Please share this announcement and registration information as appropriate:
Please join us at 2PM EST on Thursday August 31st by using the following link at the time of the event: http://nctc.fws.gov/broadcasts/
and click on the “NCTC on LiveStream” image then “Monarch Butterfly Series”.
US Fish and Wildlife Service
National Conservation Training Center
698 Conservation Way
Shepherdstown, WV 25443
The topic of disinfecting Monarch eggs was brought up recently in one of the blogs I follow. This is the process of dipping the eggs in a bleach and water solution for a short period of time to get rid of the OE parasite which some Monarchs have. To test for this disease you would need a microscope.
I asked Monarch Watch about this and here is their answer below. The short answer is that they don’t do this normally.
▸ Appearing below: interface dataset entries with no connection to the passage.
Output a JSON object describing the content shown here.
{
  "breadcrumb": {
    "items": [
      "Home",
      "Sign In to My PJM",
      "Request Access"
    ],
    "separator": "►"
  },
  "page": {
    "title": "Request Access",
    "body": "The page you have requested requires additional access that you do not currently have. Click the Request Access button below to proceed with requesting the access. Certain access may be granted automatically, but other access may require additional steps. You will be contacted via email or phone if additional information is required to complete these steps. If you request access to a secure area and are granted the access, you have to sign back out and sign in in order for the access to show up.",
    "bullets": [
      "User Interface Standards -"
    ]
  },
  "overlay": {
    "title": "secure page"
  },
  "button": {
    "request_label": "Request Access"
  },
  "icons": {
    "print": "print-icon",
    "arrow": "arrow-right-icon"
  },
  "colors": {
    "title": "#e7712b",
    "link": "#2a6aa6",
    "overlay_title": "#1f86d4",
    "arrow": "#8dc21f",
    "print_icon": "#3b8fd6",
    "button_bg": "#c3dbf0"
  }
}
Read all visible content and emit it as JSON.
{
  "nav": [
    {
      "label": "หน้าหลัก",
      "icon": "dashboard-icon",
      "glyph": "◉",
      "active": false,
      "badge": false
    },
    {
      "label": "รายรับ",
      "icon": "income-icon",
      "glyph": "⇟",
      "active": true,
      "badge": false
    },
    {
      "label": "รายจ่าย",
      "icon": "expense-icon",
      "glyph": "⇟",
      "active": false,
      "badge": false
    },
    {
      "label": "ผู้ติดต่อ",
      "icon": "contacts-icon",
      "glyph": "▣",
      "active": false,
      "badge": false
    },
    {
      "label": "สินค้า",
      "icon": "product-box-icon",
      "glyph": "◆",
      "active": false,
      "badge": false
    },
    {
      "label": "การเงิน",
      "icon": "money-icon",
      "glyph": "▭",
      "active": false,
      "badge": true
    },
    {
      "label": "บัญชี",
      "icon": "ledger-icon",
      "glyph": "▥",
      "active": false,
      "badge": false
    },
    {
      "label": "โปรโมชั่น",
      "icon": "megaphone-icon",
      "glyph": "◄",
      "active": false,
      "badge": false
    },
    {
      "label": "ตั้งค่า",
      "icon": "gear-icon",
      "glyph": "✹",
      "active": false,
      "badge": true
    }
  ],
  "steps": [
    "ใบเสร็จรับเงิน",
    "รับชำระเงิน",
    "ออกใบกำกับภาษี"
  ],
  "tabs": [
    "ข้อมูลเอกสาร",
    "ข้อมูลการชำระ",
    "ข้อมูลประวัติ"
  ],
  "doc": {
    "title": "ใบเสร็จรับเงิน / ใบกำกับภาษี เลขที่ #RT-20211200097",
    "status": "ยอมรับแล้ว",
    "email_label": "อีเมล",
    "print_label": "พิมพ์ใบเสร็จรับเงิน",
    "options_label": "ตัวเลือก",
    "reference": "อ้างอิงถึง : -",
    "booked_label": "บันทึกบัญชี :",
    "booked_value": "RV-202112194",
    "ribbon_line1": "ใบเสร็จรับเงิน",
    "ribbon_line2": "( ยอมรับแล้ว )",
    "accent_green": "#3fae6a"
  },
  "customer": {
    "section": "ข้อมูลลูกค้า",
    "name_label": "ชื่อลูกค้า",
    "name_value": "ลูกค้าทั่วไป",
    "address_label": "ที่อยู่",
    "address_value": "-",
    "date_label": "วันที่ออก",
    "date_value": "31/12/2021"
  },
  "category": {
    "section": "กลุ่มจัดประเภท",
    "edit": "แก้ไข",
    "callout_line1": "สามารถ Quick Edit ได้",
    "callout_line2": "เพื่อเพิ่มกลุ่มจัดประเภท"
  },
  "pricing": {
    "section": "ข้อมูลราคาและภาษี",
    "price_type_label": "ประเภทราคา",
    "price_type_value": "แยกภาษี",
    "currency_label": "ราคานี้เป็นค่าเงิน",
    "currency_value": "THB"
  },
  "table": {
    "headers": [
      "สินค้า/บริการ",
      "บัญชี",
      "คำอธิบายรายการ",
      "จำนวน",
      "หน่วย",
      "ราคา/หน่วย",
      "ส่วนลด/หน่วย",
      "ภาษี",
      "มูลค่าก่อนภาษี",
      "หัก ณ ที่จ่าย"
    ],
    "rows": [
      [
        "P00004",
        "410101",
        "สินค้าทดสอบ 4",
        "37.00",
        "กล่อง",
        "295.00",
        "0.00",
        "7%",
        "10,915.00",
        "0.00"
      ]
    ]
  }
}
As you can see from the video, they are raising what appears to be thousands of monarch caterpillars. They are probably bleaching the eggs to avoid an OE outbreak. We only bleach eggs if we know that there is a potential for an OE outbreak from a particular monarch female and we need the eggs. All of our monarch adults are tested for OE prior to egg-laying, so we never have outbreaks.
You may find that the instructions found here are sufficient for raising a small number of monarchs: https://monarchjointventure.org/images/uploads/documents/Monarch_Rearing_Instructions.pdf
You may also want to consider participating in citizen science projects such as these:
The Monarch Health Project through the University of Georgia: http://www.monarchparasites.org/
Or, the Monarch Larva Monitoring Project if you are observing wild populations: http://mlmp.org/default.aspx
Below is more information on OE.
The Monarch butterflies have not only made it to St. Louis, Missouri, but they are laying eggs in abundance. A couple of days ago, I saw a flash of orange out the window and when I headed out I discovered forty Swamp Milkweed plants with anywhere from one to three eggs each.
Two days later, I watched as two distinct females laid eggs on another forty-two plants plus a number of Swamp Milkweed in my gardens.
I’ve never had this many eggs laid in the past. I usually might get one to five eggs, and in some years none. It is interesting that these females looked older and one had part of a wing torn away.
Addendum – April 17 – Monarchs still around and laying eggs.
You might wonder how I ended up with so many Swamp milkweed plants and the answer is that these are from seeds I planted in the fall of 2015. Last year I let them grow in place and this year I dug them up for potting.
If you haven’t already, get your milkweed outside and hope the Monarchs will find it.
EDIT – April 19th – Monarchs are still laying eggs on my milkweed. This makes a week of Monarchs in my garden. They don’t seem to have any preference.
I’m doing a program on Monarch butterflies and what you can do to attract them into your garden.
Saturday – April 8th – 9:30 a.m.
Whitecliff Recreation Center
9245 Whitecliff Park Ln, Crestwood, MO 63126
It’s free and everyone is welcome.
I’ll be giving away free seeds and plants to get you started.
Here’s a video of the Monarchs in my garden last fall.
October 6, 2016 – I still have around a hundred Monarchs nectaring on Tropical Milkweed mostly. This was the nicest migration I have ever seen. The migration came through a couple of weeks late, but they stayed around for a week or so.
October 7, 2016 – We are having a cold front come through with winds from the Northwest.
By the end of the day, all one hundred Monarchs have left.
It will be interesting to see how many Monarchs make it to Mexico. From my sightings, the numbers should increase significantly.